Segment Start: Source records

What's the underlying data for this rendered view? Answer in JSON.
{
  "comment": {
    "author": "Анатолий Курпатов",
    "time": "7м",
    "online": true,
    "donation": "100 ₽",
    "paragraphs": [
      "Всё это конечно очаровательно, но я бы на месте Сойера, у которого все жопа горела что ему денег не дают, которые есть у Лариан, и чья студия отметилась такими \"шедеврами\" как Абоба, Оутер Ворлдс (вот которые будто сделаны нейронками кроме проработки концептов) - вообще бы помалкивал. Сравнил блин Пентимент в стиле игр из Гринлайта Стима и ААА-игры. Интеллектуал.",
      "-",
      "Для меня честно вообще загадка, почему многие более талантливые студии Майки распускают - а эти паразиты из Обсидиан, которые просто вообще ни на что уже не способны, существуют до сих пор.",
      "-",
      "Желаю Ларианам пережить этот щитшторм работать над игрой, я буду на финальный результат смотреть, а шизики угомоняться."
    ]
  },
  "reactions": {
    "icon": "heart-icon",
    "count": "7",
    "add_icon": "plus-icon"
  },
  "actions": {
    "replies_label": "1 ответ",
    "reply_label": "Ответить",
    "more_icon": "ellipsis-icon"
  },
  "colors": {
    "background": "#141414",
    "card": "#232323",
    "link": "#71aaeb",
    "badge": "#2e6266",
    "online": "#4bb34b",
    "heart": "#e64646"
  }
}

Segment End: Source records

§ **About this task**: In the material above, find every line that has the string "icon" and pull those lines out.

§ **Task response**:
    "icon": "heart-icon",
    "add_icon": "plus-icon"
    "more_icon": "ellipsis-icon"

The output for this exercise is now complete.